- [PROBLEM DETAILS] Down to the last line, repeat the entries exactly.

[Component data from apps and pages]
================================

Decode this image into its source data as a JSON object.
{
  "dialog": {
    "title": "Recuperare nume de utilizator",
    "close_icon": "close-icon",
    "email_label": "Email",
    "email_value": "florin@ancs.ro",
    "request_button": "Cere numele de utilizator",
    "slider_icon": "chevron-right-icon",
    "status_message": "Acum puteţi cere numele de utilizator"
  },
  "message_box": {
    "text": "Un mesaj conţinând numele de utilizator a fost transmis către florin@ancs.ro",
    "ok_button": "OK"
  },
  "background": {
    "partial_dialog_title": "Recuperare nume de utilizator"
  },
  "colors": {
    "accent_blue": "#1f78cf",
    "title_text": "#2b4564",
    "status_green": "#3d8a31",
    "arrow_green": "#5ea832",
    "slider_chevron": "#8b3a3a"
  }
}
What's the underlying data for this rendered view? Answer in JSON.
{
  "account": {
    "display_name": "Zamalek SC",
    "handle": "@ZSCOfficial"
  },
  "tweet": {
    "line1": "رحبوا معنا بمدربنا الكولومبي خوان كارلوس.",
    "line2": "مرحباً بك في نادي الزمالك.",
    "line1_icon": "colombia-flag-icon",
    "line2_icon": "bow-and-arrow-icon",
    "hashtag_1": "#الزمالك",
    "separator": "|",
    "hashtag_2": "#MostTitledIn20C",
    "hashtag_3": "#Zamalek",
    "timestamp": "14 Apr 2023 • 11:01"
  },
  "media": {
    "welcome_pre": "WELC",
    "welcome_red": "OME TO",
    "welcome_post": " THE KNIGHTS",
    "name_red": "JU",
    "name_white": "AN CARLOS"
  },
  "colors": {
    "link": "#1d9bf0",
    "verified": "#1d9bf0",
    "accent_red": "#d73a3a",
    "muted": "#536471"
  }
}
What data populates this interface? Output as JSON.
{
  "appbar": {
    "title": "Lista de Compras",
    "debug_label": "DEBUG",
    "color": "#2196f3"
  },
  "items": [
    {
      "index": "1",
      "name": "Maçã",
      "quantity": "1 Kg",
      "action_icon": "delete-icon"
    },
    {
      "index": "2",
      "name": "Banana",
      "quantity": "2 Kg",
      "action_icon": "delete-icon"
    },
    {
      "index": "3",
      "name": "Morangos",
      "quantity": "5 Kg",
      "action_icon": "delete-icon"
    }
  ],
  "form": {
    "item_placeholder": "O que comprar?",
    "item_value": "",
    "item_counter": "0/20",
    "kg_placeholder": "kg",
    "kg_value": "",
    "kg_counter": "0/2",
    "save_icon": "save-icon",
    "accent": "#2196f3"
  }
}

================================

- [RESULT FOR THIS TASK]
Decode this image into its source data as a JSON object.
{
  "dialog": {
    "title": "Recuperare nume de utilizator",
    "close_icon": "close-icon",
    "email_label": "Email",
    "email_value": "florin@ancs.ro",
    "request_button": "Cere numele de utilizator",
    "slider_icon": "chevron-right-icon",
    "status_message": "Acum puteţi cere numele de utilizator"
  },
  "message_box": {
    "text": "Un mesaj conţinând numele de utilizator a fost transmis către florin@ancs.ro",
    "ok_button": "OK"
  },
  "background": {
    "partial_dialog_title": "Recuperare nume de utilizator"
  },
  "colors": {
    "accent_blue": "#1f78cf",
    "title_text": "#2b4564",
    "status_green": "#3d8a31",
    "arrow_green": "#5ea832",
    "slider_chevron": "#8b3a3a"
  }
}
What's the underlying data for this rendered view? Answer in JSON.
{
  "account": {
    "display_name": "Zamalek SC",
    "handle": "@ZSCOfficial"
  },
  "tweet": {
    "line1": "رحبوا معنا بمدربنا الكولومبي خوان كارلوس.",
    "line2": "مرحباً بك في نادي الزمالك.",
    "line1_icon": "colombia-flag-icon",
    "line2_icon": "bow-and-arrow-icon",
    "hashtag_1": "#الزمالك",
    "separator": "|",
    "hashtag_2": "#MostTitledIn20C",
    "hashtag_3": "#Zamalek",
    "timestamp": "14 Apr 2023 • 11:01"
  },
  "media": {
    "welcome_pre": "WELC",
    "welcome_red": "OME TO",
    "welcome_post": " THE KNIGHTS",
    "name_red": "JU",
    "name_white": "AN CARLOS"
  },
  "colors": {
    "link": "#1d9bf0",
    "verified": "#1d9bf0",
    "accent_red": "#d73a3a",
    "muted": "#536471"
  }
}
What data populates this interface? Output as JSON.
{
  "appbar": {
    "title": "Lista de Compras",
    "debug_label": "DEBUG",
    "color": "#2196f3"
  },
  "items": [
    {
      "index": "1",
      "name": "Maçã",
      "quantity": "1 Kg",
      "action_icon": "delete-icon"
    },
    {
      "index": "2",
      "name": "Banana",
      "quantity": "2 Kg",
      "action_icon": "delete-icon"
    },
    {
      "index": "3",
      "name": "Morangos",
      "quantity": "5 Kg",
      "action_icon": "delete-icon"
    }
  ],
  "form": {
    "item_placeholder": "O que comprar?",
    "item_value": "",
    "item_counter": "0/20",
    "kg_placeholder": "kg",
    "kg_value": "",
    "kg_counter": "0/2",
    "save_icon": "save-icon",
    "accent": "#2196f3"
  }
}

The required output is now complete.